"The Poker House" takes a rather long time meandering lazily from one event to the next, telling a familiar tale that one can easily see unfolding ahead of time, without a lot happening until the inevitable climax involving Agnes and Duval. Moreover, Ms. Petty has a penchant for slow, protracted shots that do little to reveal any character traits we don't already know. Nonetheless, the film moves with a lyrical grace, a poetry that Agnes would no doubt appreciate. More important, Ms. Blair puts in a fine, convincing performance as the uncaring mother, and Ms. Lawrence is so persuasive we must mark her as a rising star. It is her story, her movie, and she's the best thing in it. For this reason alone, "The Poker House" may be worth the watch.
Phase 4 Films present the movie in its original 1.85:1 aspect ratio using an anamorphic transfer, enhanced for widescreen TVs. The image is somewhat rough, with a small degree of noise, grain, and white flecks, yet the roughness tends to complement the film's dark, dour tone. The colors, too, seem gloomy, slightly drained of vitality like the happenings they represent. Definition, though, is fairly good, especially upscaled, and the results seem entirely appropriate to the nature of the film.
The audio engineers offer the soundtrack in Dolby Digital 5.1 and, for reasons unknown, in 2.0 stereo. Not that there is a lot to choose between them. I listened in 5.1, but it might as well have been two-channel stereo.
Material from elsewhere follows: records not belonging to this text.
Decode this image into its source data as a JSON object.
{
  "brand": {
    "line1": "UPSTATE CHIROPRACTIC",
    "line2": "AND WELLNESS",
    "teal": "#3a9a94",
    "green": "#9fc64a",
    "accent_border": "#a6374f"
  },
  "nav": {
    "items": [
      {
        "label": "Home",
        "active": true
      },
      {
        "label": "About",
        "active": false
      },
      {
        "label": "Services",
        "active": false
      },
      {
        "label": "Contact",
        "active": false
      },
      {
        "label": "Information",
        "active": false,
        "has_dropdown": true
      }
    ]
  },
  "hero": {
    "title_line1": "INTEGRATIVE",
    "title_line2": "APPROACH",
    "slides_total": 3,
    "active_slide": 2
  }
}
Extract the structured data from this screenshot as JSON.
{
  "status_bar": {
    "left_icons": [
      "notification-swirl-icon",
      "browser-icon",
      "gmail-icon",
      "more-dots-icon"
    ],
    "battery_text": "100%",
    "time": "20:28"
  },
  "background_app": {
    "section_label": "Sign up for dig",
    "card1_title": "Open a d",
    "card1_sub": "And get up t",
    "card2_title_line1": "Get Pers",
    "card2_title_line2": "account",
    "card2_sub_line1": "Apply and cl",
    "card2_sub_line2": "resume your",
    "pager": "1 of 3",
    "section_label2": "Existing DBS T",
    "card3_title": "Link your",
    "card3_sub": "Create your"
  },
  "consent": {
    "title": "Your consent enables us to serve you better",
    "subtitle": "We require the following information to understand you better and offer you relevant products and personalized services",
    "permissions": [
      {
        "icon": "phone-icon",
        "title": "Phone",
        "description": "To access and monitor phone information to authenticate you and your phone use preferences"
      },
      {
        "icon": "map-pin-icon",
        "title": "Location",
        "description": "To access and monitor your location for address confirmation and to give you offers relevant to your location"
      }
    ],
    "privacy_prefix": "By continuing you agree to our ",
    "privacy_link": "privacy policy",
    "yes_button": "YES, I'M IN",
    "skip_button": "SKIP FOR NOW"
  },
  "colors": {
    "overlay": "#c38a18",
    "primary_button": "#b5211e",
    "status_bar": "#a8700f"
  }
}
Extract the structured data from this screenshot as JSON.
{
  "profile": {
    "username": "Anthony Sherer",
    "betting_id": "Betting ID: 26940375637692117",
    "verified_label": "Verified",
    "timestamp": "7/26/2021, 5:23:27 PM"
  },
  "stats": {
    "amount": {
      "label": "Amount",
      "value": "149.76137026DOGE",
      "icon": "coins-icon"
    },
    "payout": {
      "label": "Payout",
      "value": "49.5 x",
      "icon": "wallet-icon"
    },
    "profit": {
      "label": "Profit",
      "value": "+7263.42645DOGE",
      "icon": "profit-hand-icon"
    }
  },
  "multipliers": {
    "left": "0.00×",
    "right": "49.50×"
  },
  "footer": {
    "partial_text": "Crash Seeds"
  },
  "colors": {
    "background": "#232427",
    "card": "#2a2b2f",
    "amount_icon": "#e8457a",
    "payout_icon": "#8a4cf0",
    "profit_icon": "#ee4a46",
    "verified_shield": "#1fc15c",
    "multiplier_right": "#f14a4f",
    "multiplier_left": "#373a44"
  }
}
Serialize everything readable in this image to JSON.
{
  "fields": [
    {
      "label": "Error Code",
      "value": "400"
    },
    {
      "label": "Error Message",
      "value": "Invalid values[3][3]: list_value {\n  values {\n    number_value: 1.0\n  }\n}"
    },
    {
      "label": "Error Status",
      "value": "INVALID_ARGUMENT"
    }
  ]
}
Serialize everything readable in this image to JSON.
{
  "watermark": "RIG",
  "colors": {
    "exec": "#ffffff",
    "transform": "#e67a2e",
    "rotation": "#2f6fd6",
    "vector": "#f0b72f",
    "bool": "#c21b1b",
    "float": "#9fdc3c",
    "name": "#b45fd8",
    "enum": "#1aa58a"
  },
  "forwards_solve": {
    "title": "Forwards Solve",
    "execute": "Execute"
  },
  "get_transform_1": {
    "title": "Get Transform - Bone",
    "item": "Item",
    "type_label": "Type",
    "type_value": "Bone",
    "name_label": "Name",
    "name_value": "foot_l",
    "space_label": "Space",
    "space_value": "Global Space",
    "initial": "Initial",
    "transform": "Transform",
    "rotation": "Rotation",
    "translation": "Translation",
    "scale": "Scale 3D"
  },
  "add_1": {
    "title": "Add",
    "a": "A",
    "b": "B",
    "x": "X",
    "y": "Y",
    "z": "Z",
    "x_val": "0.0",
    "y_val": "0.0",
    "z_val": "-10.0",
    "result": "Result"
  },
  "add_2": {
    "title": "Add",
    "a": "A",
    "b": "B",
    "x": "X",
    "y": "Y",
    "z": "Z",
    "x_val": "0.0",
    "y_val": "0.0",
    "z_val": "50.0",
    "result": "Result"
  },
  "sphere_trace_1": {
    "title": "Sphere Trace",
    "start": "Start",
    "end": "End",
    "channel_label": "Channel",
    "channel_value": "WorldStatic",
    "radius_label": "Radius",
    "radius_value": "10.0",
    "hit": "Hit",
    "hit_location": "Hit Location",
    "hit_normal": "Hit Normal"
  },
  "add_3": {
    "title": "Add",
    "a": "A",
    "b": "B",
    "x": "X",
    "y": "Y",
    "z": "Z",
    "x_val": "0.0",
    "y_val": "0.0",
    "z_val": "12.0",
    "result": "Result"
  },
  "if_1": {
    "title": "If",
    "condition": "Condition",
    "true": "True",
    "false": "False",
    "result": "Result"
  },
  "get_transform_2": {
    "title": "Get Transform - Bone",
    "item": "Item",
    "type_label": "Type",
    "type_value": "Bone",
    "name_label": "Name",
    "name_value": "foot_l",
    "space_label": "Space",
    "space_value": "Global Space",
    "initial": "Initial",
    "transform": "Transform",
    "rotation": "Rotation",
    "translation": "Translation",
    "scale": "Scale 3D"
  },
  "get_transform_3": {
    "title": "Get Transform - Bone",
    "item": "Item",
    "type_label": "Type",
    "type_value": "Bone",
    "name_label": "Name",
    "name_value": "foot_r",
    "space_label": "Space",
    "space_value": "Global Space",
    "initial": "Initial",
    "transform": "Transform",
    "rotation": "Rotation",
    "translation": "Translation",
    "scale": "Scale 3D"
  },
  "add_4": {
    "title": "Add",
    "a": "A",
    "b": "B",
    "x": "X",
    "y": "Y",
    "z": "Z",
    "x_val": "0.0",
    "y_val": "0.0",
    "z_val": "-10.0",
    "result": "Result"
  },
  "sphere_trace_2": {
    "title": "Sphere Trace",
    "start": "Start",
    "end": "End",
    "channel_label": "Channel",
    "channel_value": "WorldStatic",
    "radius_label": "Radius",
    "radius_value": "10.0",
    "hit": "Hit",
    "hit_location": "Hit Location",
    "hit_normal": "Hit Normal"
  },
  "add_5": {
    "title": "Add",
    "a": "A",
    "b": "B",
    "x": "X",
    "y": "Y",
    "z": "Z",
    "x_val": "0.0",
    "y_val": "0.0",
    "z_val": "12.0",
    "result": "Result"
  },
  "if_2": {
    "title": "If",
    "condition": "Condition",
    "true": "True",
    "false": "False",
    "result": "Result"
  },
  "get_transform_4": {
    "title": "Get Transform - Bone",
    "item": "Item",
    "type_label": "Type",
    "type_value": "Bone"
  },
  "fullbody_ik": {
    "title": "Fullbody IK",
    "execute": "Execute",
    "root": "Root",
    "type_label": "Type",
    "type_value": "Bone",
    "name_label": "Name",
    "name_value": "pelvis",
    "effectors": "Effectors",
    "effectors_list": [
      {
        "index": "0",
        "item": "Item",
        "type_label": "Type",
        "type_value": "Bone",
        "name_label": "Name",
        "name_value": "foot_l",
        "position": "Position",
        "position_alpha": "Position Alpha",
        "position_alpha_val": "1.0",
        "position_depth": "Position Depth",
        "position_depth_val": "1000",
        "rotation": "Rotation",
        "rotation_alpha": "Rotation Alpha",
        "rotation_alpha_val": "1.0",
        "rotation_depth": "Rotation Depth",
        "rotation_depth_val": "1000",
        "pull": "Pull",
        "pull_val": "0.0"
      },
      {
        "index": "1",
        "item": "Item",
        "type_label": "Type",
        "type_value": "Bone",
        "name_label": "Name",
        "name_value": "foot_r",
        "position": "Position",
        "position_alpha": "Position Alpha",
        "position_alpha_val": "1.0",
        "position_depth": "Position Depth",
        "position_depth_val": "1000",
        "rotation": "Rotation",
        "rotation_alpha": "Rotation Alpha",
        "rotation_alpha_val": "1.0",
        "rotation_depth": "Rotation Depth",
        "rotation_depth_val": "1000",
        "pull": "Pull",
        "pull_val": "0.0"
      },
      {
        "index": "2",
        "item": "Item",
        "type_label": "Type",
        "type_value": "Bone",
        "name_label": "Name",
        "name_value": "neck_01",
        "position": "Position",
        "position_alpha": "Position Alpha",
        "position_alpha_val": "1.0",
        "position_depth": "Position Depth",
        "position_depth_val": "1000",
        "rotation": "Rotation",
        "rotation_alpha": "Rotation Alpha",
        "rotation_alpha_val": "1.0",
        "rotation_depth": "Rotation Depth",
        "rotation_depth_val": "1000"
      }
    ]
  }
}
There is a restricted spread across the front speakers, only occasionally opening up to something wider depending on the nature of the background music playing. What's more, there is little activity in the surround channels. What works best is the smooth, clear midrange response, which serves the dialogue comfortably.
The primary bonus item is an audio commentary by writer-director Lori Petty. In it, Ms. Petty reveals a greater level of insight than anything the movie provides, so at least we can see what her intentions were, even if she didn't always succeed in producing a movie as unique as she'd probably have liked. After the commentary are twelve scene selections, a brief photo-gallery montage, a non-anamorphic widescreen trailer, several trailers at start-up only, English as the spoken language, and Spanish subtitles.
The movie's epilogue reads, "Agnes left Iowa for New York City to become an artist. Twenty years later she wrote and directed this film." Well, of course, we saw that coming from the beginning of the picture. "The Poker House" is a very personal film, told in a very personal manner, and its author's individual touches are everywhere evident.
Note, however, that "The Poker House" is also a largely depressing film on a depressing subject, with a plot that unfolds quite predictably, so it's no wonder the film saw only limited screenings before making its DVD debut. Nevertheless, as I've said, the acting is so consistently engaging, especially from Lawrence and Blair, that a viewer cannot help but feel compassion for the youngsters trapped amidst seemingly hopeless conditions. That the youngsters make it out at all is one of the great joys of the movie.